House Passes Its Problematic Farm Bill, Senate to Debate Its Better Version

Written by Andrew McNamee, Director of Government Relations

The House of Representatives took another shot at passing its version of the farm bill (H.R. 2) on Thursday, and in a razor-thin 213-211 vote, was successful this time. The same bill had failed when it was first voted upon last month (see our previous coverage here), but lawmakers had a deadline of June 22 to reconsider it. The difference this time was eight members of the Freedom Caucus, including its chairman Mark Meadows, changing their votes and supporting the bill.

We supported certain international provisions in the House farm bill, including elimination of the requirement to “monetize” U.S. commodities, but the bill has several problematic provisions related to domestic programs. It included expanded work requirements in the Supplemental Nutrition Assistance Program (SNAP) for parents with children between the ages of 6 and 12 who are currently exempt from such requirements, meaning that those parents will have to secure and compensate childcare services so they are able to work.

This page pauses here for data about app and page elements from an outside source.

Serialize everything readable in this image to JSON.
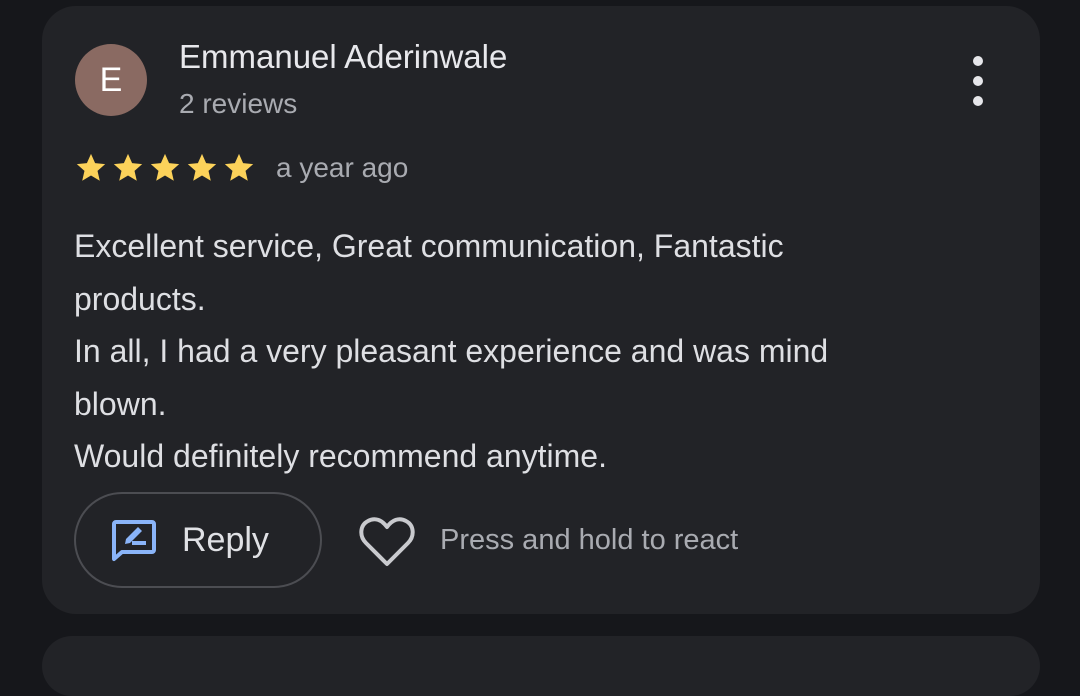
{
  "review": {
    "author_initial": "E",
    "author_name": "Emmanuel Aderinwale",
    "author_review_count": "2 reviews",
    "rating": 5,
    "rating_max": 5,
    "time_ago": "a year ago",
    "text_lines": [
      "Excellent service, Great communication, Fantastic products.",
      "In all, I had a very pleasant experience and was mind blown.",
      "Would definitely recommend anytime."
    ],
    "more_options_icon": "more-vert-icon"
  },
  "actions": {
    "reply_label": "Reply",
    "reply_icon": "rate-review-icon",
    "react_icon": "heart-outline-icon",
    "react_hint": "Press and hold to react"
  },
  "colors": {
    "background": "#16171b",
    "card": "#222327",
    "avatar": "#8a6a62",
    "star": "#fcd25a",
    "reply_icon": "#8ab4f8"
  }
}
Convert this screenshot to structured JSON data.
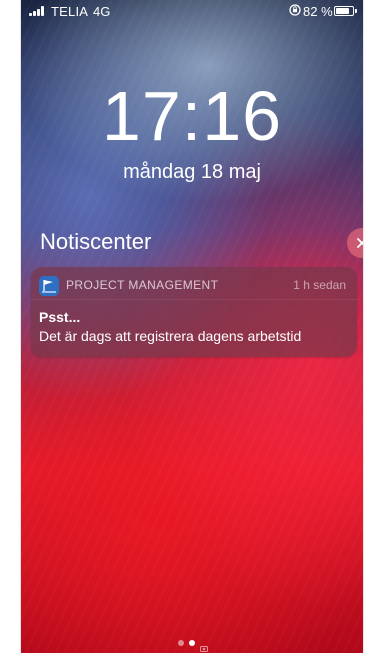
{
  "status_bar": {
    "carrier": "TELIA",
    "network": "4G",
    "battery_percent": "82 %",
    "battery_level": 0.82,
    "icons": [
      "signal-icon",
      "rotation-lock-icon",
      "battery-icon"
    ]
  },
  "lock_screen": {
    "time": "17:16",
    "date": "måndag 18 maj"
  },
  "notification_center": {
    "title": "Notiscenter",
    "clear_icon": "close-icon"
  },
  "notifications": [
    {
      "app_name": "PROJECT MANAGEMENT",
      "time_ago": "1 h sedan",
      "title": "Psst...",
      "body": "Det är dags att registrera dagens arbetstid",
      "icon": "project-management-app-icon"
    }
  ],
  "pager": {
    "pages": 3,
    "active_index": 1,
    "last_icon": "camera-icon"
  },
  "colors": {
    "notification_bg": "#783748",
    "clear_button_bg": "#ff7882"
  }
}
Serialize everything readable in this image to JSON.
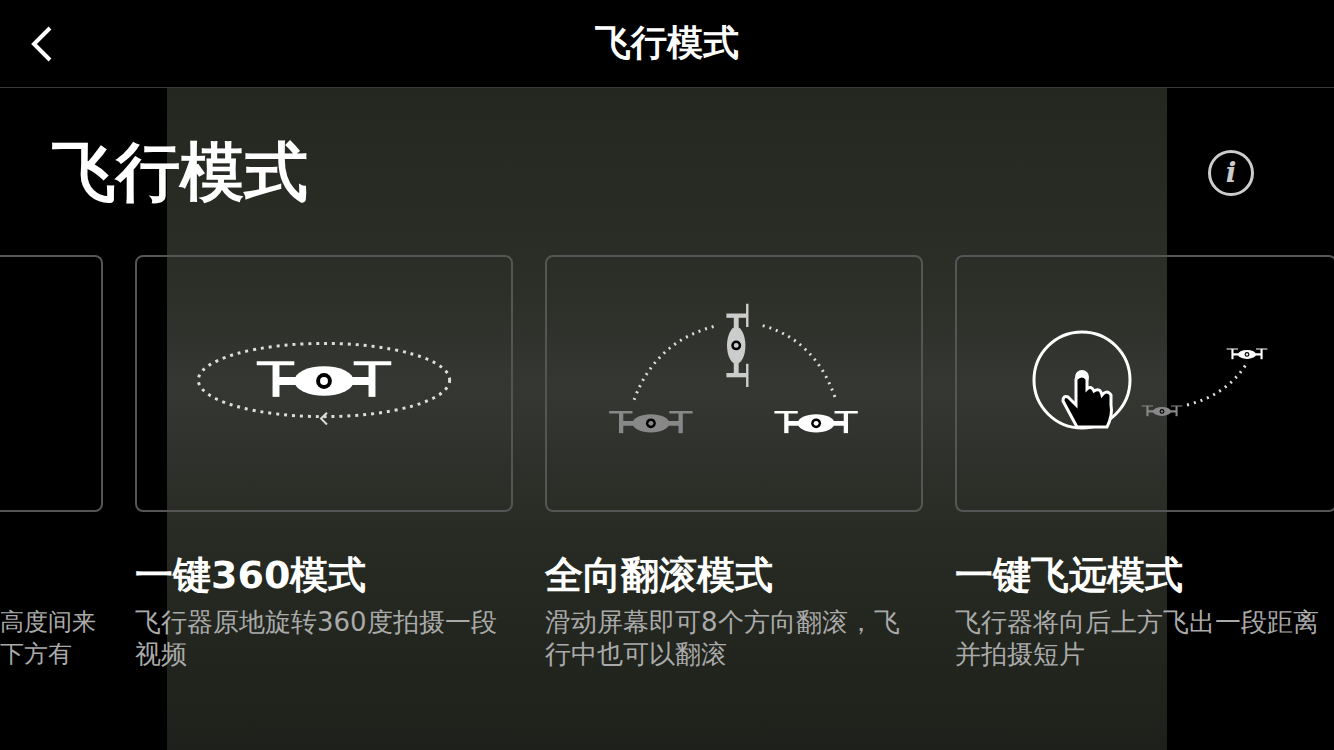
{
  "header": {
    "title": "飞行模式"
  },
  "page_title": "飞行模式",
  "info": "i",
  "modes": [
    {
      "kind": "partial",
      "title": "",
      "description": "",
      "lines": [
        "高度间来",
        "下方有"
      ]
    },
    {
      "kind": "orbit",
      "title": "一键360模式",
      "description": "飞行器原地旋转360度拍摄一段视频",
      "lines": []
    },
    {
      "kind": "flip",
      "title": "全向翻滚模式",
      "description": "滑动屏幕即可8个方向翻滚，飞行中也可以翻滚",
      "lines": []
    },
    {
      "kind": "launch",
      "title": "一键飞远模式",
      "description": "飞行器将向后上方飞出一段距离并拍摄短片",
      "lines": []
    }
  ]
}
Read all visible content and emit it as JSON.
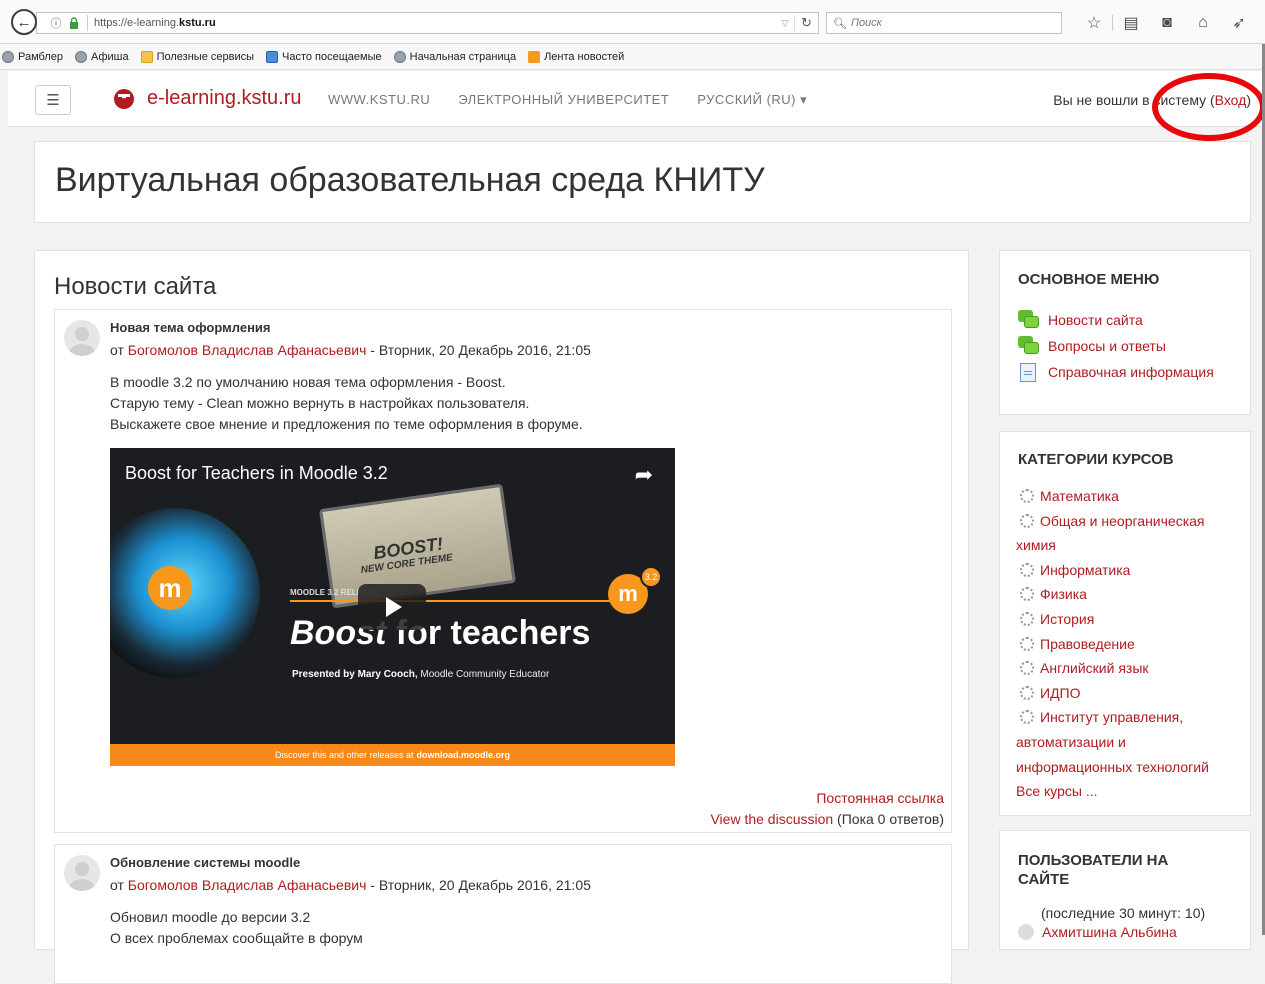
{
  "browser": {
    "url_prefix": "https://e-learning.",
    "url_domain": "kstu.ru",
    "search_placeholder": "Поиск",
    "bookmarks": [
      {
        "label": "Рамблер",
        "icon": "globe-icon"
      },
      {
        "label": "Афиша",
        "icon": "globe-icon"
      },
      {
        "label": "Полезные сервисы",
        "icon": "folder-icon"
      },
      {
        "label": "Часто посещаемые",
        "icon": "ie-page-icon"
      },
      {
        "label": "Начальная страница",
        "icon": "globe-icon"
      },
      {
        "label": "Лента новостей",
        "icon": "rss-icon"
      }
    ]
  },
  "navbar": {
    "brand": "e-learning.kstu.ru",
    "links": [
      "WWW.KSTU.RU",
      "ЭЛЕКТРОННЫЙ УНИВЕРСИТЕТ",
      "РУССКИЙ (RU) ▾"
    ],
    "login_text": "Вы не вошли в систему (",
    "login_link": "Вход",
    "login_close": ")"
  },
  "header": {
    "title": "Виртуальная образовательная среда КНИТУ"
  },
  "main": {
    "heading": "Новости сайта",
    "posts": [
      {
        "subject": "Новая тема оформления",
        "by": "от ",
        "author": "Богомолов Владислав Афанасьевич",
        "date": " - Вторник, 20 Декабрь 2016, 21:05",
        "body": [
          "В moodle 3.2 по умолчанию новая тема оформления - Boost.",
          "Старую тему - Clean можно вернуть в настройках пользователя.",
          "Выскажете свое мнение и предложения по теме оформления в форуме."
        ],
        "video": {
          "title": "Boost for Teachers in Moodle 3.2",
          "gauge_boost": "BOOST!",
          "gauge_sub": "NEW CORE THEME",
          "release": "MOODLE 3.2 RELEASE",
          "version": "3.2",
          "big_prefix": "Boost",
          "big_suffix": " for teachers",
          "presenter_name": "Presented by Mary Cooch,",
          "presenter_role": " Moodle Community Educator",
          "footer_text": "Discover this and other releases at",
          "footer_link": "download.moodle.org"
        },
        "permalink": "Постоянная ссылка",
        "discussion": "View the discussion",
        "replies": " (Пока 0 ответов)"
      },
      {
        "subject": "Обновление системы moodle",
        "by": "от ",
        "author": "Богомолов Владислав Афанасьевич",
        "date": " - Вторник, 20 Декабрь 2016, 21:05",
        "body": [
          "Обновил moodle до версии 3.2",
          "О всех проблемах сообщайте в форум"
        ]
      }
    ]
  },
  "sidebar": {
    "main_menu": {
      "title": "ОСНОВНОЕ МЕНЮ",
      "items": [
        "Новости сайта",
        "Вопросы и ответы",
        "Справочная информация"
      ]
    },
    "categories": {
      "title": "КАТЕГОРИИ КУРСОВ",
      "items": [
        "Математика",
        "Общая и неорганическая химия",
        "Информатика",
        "Физика",
        "История",
        "Правоведение",
        "Английский язык",
        "ИДПО",
        "Институт управления, автоматизации и информационных технологий"
      ],
      "all": "Все курсы ..."
    },
    "users": {
      "title": "ПОЛЬЗОВАТЕЛИ НА САЙТЕ",
      "subtitle": "(последние 30 минут: 10)",
      "first_user": "Ахмитшина Альбина"
    }
  }
}
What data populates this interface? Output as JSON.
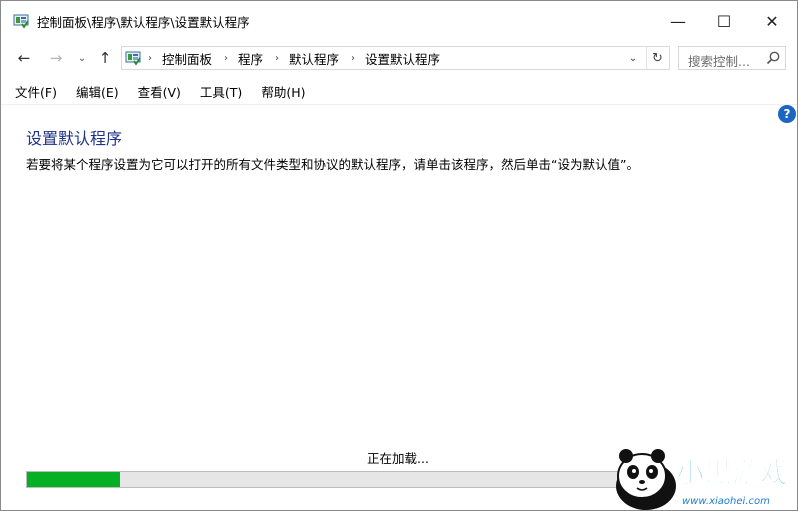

Meanwhile, the Senate voted 89-3 on Monday in favor of a procedural motion to begin debate on its version of the farm bill this week. The Senate version of the bill is resoundingly bipartisan, unlike the House bill, which was passed by a narrow margin over the united opposition of Democrats. The Senate bill, which doesn’t include many of the problematic provisions included in the House bill, previously passed through the Senate’s Agriculture Committee on a 20-1 vote.